Data about app and page elements:
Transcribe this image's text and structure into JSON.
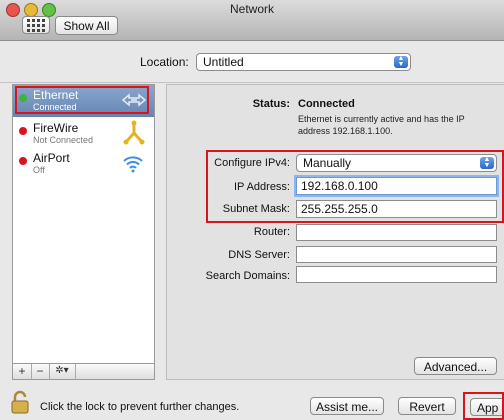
{
  "window": {
    "title": "Network"
  },
  "toolbar": {
    "show_all_label": "Show All"
  },
  "location": {
    "label": "Location:",
    "value": "Untitled"
  },
  "sidebar": {
    "items": [
      {
        "name": "Ethernet",
        "status": "Connected",
        "status_color": "#3fb33f",
        "icon": "ethernet-arrows-icon"
      },
      {
        "name": "FireWire",
        "status": "Not Connected",
        "status_color": "#d8141e",
        "icon": "firewire-icon"
      },
      {
        "name": "AirPort",
        "status": "Off",
        "status_color": "#d8141e",
        "icon": "wifi-icon"
      }
    ],
    "add_label": "+",
    "remove_label": "−",
    "action_label": "✲▾"
  },
  "status": {
    "label": "Status:",
    "value": "Connected",
    "description": "Ethernet is currently active and has the IP address 192.168.1.100."
  },
  "form": {
    "configure_label": "Configure IPv4:",
    "configure_value": "Manually",
    "ip_label": "IP Address:",
    "ip_value": "192.168.0.100",
    "subnet_label": "Subnet Mask:",
    "subnet_value": "255.255.255.0",
    "router_label": "Router:",
    "router_value": "",
    "dns_label": "DNS Server:",
    "dns_value": "",
    "search_label": "Search Domains:",
    "search_value": ""
  },
  "buttons": {
    "advanced": "Advanced...",
    "assist": "Assist me...",
    "revert": "Revert",
    "apply": "App"
  },
  "lock": {
    "text": "Click the lock to prevent further changes."
  },
  "colors": {
    "highlight": "#d8141e",
    "selection": "#6485b3"
  }
}
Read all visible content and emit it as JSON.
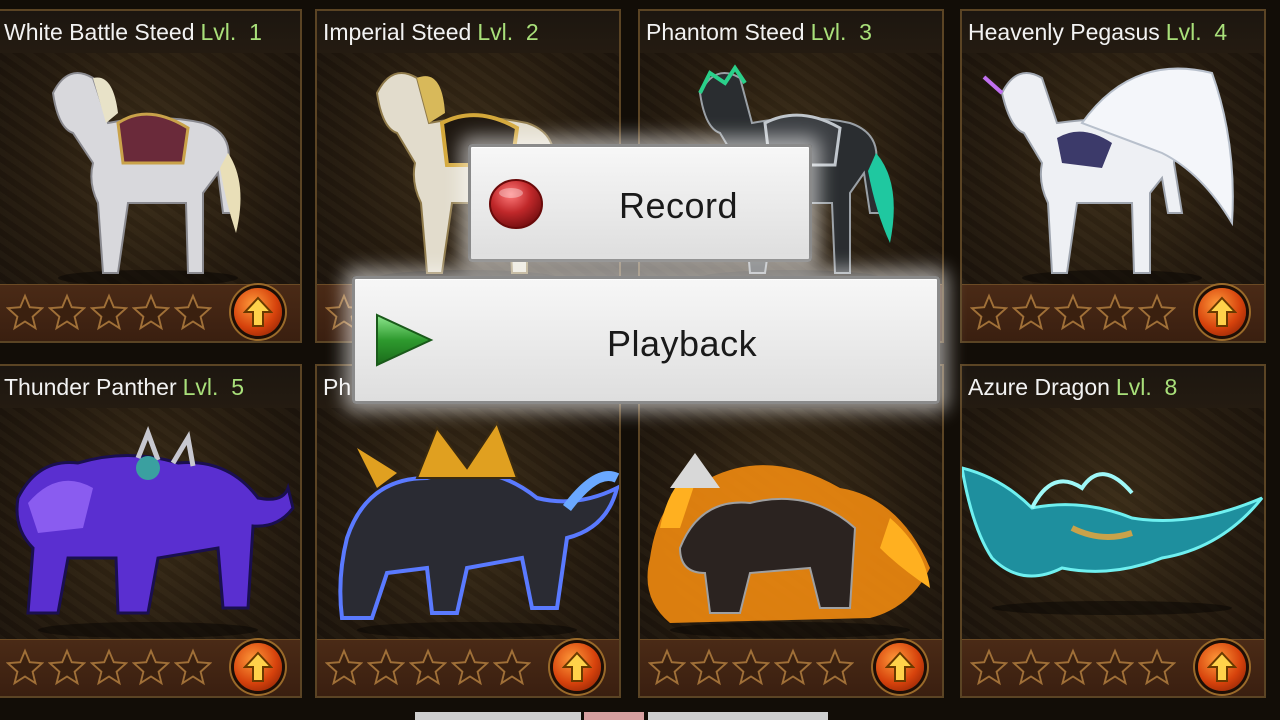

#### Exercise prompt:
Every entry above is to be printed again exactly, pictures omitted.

#### Solution below:
Transcribe this image's text and structure into JSON.
{
  "window": {
    "title": "Network"
  },
  "toolbar": {
    "show_all_label": "Show All"
  },
  "location": {
    "label": "Location:",
    "value": "Untitled"
  },
  "sidebar": {
    "items": [
      {
        "name": "Ethernet",
        "status": "Connected",
        "status_color": "#3fb33f",
        "icon": "ethernet-arrows-icon"
      },
      {
        "name": "FireWire",
        "status": "Not Connected",
        "status_color": "#d8141e",
        "icon": "firewire-icon"
      },
      {
        "name": "AirPort",
        "status": "Off",
        "status_color": "#d8141e",
        "icon": "wifi-icon"
      }
    ],
    "add_label": "+",
    "remove_label": "−",
    "action_label": "✲▾"
  },
  "status": {
    "label": "Status:",
    "value": "Connected",
    "description": "Ethernet is currently active and has the IP address 192.168.1.100."
  },
  "form": {
    "configure_label": "Configure IPv4:",
    "configure_value": "Manually",
    "ip_label": "IP Address:",
    "ip_value": "192.168.0.100",
    "subnet_label": "Subnet Mask:",
    "subnet_value": "255.255.255.0",
    "router_label": "Router:",
    "router_value": "",
    "dns_label": "DNS Server:",
    "dns_value": "",
    "search_label": "Search Domains:",
    "search_value": ""
  },
  "buttons": {
    "advanced": "Advanced...",
    "assist": "Assist me...",
    "revert": "Revert",
    "apply": "App"
  },
  "lock": {
    "text": "Click the lock to prevent further changes."
  },
  "colors": {
    "highlight": "#d8141e",
    "selection": "#6485b3"
  }
}
Read all visible content and emit it as JSON.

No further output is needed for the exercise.